- _Your goal_: In the listing below, lines with the string "Rohstoffe" are to be counted; the number is the entire reply.

- _Material provided_:

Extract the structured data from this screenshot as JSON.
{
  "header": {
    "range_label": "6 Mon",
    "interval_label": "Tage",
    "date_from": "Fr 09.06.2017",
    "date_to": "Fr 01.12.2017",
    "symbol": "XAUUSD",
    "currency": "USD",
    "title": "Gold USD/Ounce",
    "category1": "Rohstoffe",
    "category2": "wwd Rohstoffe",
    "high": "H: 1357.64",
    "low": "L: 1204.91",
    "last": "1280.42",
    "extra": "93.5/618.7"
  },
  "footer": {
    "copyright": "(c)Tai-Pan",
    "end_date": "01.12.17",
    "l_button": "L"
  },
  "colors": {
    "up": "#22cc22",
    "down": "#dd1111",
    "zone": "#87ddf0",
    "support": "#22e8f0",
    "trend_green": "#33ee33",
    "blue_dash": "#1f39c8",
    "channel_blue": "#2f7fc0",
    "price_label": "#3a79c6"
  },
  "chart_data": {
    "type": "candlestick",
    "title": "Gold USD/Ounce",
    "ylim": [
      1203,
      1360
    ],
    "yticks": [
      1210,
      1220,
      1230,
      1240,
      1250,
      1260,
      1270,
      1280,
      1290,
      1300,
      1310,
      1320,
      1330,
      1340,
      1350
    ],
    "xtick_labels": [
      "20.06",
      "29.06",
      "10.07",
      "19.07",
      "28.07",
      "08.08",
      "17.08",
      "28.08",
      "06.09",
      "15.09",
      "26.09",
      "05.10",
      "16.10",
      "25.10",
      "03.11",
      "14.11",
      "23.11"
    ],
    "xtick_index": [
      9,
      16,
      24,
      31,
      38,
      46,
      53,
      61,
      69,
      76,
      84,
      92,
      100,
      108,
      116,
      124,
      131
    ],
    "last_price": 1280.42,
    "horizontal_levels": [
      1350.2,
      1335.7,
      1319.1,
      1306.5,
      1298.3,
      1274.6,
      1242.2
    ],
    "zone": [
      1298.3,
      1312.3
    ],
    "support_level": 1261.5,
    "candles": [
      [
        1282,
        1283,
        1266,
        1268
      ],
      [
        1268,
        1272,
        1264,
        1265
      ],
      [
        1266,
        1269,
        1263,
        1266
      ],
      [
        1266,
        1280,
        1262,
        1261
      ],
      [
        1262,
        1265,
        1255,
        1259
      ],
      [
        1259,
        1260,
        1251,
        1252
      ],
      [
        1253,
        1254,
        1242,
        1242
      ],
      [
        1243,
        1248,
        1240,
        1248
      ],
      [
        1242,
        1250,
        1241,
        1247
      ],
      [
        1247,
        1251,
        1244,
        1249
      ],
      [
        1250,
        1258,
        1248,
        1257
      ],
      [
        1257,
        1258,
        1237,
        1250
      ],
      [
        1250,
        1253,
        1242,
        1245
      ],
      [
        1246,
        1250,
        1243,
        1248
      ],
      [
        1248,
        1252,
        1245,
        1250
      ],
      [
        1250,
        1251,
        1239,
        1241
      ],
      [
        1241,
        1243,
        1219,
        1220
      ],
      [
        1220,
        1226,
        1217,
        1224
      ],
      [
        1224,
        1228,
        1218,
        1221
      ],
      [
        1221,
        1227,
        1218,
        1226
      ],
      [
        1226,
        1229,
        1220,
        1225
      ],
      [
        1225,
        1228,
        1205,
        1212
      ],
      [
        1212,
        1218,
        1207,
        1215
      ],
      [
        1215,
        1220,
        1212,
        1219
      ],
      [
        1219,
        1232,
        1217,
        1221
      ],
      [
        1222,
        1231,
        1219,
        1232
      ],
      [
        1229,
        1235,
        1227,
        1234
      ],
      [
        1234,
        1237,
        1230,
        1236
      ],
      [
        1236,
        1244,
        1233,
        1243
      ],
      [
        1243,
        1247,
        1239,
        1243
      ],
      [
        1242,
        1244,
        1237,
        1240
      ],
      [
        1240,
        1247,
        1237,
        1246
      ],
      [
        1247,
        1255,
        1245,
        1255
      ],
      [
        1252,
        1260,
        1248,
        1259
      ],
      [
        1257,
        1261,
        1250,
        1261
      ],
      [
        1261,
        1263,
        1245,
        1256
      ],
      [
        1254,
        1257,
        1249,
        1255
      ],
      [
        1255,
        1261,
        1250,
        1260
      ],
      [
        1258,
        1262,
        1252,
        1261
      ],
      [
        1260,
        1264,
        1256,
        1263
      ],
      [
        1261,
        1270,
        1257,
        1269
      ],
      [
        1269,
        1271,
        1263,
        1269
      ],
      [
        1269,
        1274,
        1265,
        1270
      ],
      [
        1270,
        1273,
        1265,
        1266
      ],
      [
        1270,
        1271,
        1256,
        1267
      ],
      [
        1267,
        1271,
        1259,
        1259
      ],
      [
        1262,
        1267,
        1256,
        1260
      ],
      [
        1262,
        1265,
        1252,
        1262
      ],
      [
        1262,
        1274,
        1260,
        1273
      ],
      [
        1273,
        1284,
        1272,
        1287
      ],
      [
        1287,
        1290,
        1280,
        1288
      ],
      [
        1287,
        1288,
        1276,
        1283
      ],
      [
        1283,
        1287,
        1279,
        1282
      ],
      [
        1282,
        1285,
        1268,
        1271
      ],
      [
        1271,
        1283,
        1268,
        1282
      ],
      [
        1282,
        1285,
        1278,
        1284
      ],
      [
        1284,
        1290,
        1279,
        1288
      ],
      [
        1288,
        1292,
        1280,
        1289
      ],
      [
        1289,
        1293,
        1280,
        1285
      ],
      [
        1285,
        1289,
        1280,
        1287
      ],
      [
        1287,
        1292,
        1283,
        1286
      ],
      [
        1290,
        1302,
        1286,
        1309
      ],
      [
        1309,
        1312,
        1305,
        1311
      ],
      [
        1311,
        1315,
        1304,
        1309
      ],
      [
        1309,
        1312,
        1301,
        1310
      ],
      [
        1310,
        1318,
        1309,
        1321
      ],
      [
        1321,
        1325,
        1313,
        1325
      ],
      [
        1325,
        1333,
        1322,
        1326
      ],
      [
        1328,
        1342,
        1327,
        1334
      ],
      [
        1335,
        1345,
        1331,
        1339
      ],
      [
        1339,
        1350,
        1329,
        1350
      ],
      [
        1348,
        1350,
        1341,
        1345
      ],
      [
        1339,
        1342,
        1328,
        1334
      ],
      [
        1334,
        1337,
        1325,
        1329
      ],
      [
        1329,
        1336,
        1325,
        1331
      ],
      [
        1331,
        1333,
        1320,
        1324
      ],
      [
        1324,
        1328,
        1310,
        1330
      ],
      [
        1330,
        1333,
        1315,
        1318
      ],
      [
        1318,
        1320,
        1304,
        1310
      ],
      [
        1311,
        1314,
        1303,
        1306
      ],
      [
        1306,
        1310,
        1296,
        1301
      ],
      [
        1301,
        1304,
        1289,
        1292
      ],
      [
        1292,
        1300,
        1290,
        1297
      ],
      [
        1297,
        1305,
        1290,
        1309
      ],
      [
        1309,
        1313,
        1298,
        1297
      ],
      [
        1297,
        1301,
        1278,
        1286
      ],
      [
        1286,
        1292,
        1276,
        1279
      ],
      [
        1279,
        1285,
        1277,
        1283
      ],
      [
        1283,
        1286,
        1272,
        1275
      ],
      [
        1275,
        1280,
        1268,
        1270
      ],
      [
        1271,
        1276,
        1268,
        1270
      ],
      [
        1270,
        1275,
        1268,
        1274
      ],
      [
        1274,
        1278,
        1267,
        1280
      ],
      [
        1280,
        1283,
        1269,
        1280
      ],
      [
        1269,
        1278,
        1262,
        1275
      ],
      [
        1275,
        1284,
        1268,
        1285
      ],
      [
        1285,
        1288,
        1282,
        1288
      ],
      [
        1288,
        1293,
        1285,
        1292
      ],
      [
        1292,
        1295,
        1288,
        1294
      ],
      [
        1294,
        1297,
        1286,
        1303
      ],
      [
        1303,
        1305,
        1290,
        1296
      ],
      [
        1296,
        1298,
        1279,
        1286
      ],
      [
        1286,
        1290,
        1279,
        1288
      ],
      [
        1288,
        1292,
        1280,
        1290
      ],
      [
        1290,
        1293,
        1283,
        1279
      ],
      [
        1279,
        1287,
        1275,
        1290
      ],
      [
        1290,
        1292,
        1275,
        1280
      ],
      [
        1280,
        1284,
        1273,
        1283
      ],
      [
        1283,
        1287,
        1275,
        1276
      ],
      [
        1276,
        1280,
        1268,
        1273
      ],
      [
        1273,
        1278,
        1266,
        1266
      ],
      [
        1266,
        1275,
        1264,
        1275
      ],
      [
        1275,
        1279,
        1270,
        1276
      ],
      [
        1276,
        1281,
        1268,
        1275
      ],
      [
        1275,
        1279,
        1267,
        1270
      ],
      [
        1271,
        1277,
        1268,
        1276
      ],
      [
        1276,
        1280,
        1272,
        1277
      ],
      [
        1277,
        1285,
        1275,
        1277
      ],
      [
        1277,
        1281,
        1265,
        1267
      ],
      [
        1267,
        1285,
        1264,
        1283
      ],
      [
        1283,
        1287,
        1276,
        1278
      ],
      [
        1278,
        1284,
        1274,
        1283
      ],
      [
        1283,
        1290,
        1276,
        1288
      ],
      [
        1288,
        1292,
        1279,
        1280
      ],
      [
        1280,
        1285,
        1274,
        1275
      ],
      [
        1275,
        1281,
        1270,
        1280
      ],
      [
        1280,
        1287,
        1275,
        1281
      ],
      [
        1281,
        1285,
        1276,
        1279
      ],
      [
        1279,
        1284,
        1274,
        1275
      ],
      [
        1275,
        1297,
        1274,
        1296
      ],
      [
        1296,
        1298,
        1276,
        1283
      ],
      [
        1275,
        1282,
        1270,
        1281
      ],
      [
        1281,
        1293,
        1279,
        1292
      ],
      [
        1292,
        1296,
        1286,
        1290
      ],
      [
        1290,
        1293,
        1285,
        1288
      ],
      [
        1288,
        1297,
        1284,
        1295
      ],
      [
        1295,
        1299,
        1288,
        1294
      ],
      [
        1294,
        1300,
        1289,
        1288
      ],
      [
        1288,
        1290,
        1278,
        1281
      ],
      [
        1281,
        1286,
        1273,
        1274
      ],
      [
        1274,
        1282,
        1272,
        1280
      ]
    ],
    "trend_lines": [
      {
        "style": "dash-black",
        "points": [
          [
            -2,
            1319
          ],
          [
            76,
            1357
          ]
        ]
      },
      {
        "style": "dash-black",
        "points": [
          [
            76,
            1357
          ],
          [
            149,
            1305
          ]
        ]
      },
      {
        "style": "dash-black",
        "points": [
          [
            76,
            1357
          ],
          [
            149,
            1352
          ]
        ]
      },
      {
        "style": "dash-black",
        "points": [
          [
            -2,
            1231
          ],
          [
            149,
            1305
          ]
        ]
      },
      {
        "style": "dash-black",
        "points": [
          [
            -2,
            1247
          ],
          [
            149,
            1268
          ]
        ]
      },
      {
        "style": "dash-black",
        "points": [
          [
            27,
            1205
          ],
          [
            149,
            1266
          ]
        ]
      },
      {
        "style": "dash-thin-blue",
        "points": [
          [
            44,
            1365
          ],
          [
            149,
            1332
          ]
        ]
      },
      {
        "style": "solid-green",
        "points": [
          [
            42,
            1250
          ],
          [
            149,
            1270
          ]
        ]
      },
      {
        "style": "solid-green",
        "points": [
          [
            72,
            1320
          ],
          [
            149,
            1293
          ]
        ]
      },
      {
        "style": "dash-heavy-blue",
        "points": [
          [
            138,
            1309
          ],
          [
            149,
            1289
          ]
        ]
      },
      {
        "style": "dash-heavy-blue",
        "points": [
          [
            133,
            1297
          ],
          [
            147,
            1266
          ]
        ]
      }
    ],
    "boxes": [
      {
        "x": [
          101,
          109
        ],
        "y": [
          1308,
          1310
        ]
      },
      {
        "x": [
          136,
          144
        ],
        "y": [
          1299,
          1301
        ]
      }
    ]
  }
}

- _Response box_: 2